ike great-grandfather, like grandfather, like father, like son. The Cordova family started fishing decades ago in Cuba. The second-generation patriarch, Eustevio — father to Eddie Sr. and grandfather to Eddie Jr. — used a small sailing boat to get around the island nation. On breezy days, they sailed to the fishing grounds, otherwise they had to use a small auxiliary engine. “When I was seven years old, he took me out of school to work on the boat,” said Edie Sr. “By the time we came to the U.S.A., I was the mate.” For months at a stretch, they combed Cuban waters looking for stone crab and lobster. But after the Bay of Pigs in 1961, the Cordova family sought safety across the Florida Straits. Grandfather Eustevio, and Eddie Sr. and his older brother made the crossing to Miami first.
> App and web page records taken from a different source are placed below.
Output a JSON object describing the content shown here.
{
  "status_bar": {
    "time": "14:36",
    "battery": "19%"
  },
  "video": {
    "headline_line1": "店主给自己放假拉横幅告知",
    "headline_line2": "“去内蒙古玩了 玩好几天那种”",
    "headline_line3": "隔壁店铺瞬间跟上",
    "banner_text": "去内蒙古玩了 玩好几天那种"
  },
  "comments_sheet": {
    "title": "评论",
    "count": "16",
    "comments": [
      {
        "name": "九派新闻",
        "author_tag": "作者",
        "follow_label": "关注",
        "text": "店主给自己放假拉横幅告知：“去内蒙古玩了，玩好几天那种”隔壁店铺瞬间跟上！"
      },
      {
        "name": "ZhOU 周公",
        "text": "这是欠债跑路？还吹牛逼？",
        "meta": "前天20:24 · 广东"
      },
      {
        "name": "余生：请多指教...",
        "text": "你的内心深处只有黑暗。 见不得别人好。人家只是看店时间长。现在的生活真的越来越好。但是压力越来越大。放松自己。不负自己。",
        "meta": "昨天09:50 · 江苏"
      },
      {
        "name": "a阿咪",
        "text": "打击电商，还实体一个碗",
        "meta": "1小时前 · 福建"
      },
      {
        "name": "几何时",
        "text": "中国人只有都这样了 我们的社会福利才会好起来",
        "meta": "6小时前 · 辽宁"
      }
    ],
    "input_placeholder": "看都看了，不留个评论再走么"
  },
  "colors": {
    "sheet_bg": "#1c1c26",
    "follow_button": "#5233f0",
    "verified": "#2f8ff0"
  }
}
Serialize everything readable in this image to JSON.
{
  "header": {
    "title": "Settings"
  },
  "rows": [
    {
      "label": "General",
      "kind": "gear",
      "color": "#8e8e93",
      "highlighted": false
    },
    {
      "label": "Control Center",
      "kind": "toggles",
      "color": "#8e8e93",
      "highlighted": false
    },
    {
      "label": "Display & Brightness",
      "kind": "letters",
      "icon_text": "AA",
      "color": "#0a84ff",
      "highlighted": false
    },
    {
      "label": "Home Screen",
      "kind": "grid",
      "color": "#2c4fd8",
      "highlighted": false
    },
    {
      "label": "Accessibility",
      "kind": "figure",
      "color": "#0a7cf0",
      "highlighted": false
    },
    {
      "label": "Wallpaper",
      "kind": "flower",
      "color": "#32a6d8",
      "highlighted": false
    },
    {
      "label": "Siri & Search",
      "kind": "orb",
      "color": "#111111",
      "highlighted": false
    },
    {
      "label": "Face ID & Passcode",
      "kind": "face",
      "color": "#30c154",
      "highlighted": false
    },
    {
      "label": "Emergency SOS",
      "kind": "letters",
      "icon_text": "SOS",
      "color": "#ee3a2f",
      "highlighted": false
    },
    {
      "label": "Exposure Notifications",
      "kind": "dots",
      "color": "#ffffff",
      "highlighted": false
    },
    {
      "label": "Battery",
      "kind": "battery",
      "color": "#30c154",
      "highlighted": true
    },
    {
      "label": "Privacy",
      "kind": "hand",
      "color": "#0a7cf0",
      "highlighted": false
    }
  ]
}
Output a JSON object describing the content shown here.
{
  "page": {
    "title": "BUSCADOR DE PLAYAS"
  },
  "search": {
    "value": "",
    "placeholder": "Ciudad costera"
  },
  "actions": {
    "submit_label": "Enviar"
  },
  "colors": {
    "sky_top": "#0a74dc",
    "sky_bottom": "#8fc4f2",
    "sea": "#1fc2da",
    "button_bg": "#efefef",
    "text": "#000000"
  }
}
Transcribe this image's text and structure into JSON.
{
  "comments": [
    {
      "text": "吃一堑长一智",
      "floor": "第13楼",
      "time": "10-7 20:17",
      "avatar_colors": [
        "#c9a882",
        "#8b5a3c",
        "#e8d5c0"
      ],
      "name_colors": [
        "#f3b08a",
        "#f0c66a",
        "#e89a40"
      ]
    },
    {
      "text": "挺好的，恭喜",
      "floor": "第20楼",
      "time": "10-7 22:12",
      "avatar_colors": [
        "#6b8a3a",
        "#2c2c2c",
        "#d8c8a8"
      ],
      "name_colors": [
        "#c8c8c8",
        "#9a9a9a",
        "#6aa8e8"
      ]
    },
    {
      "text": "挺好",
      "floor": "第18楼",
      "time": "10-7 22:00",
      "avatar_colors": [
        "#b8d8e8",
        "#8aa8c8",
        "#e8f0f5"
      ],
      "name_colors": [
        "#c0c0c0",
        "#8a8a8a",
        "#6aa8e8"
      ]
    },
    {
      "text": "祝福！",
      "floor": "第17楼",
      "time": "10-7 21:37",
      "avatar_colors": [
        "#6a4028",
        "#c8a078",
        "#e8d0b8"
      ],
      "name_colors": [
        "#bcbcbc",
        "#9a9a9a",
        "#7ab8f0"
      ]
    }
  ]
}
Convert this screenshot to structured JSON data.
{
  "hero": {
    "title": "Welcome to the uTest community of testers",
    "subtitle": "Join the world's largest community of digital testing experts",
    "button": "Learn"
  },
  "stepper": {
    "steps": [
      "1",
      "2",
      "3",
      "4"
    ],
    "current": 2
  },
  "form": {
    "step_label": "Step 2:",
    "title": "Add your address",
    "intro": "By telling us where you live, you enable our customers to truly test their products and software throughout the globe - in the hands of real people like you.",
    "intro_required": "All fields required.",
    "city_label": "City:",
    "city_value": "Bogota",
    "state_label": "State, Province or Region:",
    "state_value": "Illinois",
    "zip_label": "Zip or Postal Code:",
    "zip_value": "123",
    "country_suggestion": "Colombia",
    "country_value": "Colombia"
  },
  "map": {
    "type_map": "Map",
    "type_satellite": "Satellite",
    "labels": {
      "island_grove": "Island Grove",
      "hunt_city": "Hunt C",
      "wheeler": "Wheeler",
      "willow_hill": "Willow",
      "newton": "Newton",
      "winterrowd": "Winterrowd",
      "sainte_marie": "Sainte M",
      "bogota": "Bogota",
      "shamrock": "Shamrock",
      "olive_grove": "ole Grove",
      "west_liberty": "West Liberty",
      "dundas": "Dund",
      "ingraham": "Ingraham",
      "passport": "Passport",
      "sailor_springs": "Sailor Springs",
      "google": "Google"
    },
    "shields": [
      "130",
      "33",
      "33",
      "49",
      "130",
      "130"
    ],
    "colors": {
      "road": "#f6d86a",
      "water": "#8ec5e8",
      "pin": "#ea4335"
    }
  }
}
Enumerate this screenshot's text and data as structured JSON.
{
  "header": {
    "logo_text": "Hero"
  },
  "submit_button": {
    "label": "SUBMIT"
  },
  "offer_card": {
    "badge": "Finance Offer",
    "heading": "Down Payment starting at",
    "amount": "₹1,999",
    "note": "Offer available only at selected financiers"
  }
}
The rest of the family followed four years later and then moved to Marathon in 1975.

2016 Marathon Seafood Festival

There was no reason to change profession, they said. Or boat, for that matter; at least not right away. Eddie Sr. built his own 43-foot boat in the early ’80s; the same boat Eddie Jr. pilots today. “I love that boat. That boat is part of me,” said Eddie Jr.

Eddie Jr. was born a Conch in 1988, a late addition to the family. From the time he was a toddler, he spent every day at his father’s former fish house down on 15th Street. “He ordered everybody around. He was the boss, even though he was only four years old,” said Eddie Sr., laughing. Eddie Jr. recalls those years fondly, especially the hours spent with his grandfather Eustevio. “He taught me to throw a cast net. He taught me to love fishing,” Eddie Jr. said. Although

he fit in time for an associate’s degree at Florida Keys Community College, Eddie Jr. said there was no other career he wanted to explore. Eddie Sr. has semi-retired and Eddie Jr. is responsible for the business. Years ago, Eddie Sr. was one of the first handful of Hispanics to join the Marathon chapter of Organized Fishermen of Florida (OFF), the co-host of the Marathon Seafood Festival. Now, Eddie Jr. is a second vice president on the board of directors. “They’re both hardworkers,” said Paul Lebo, president of OFF’s Marathon chapter. “They’re always out in the boat.”


Marathon Seafood Festival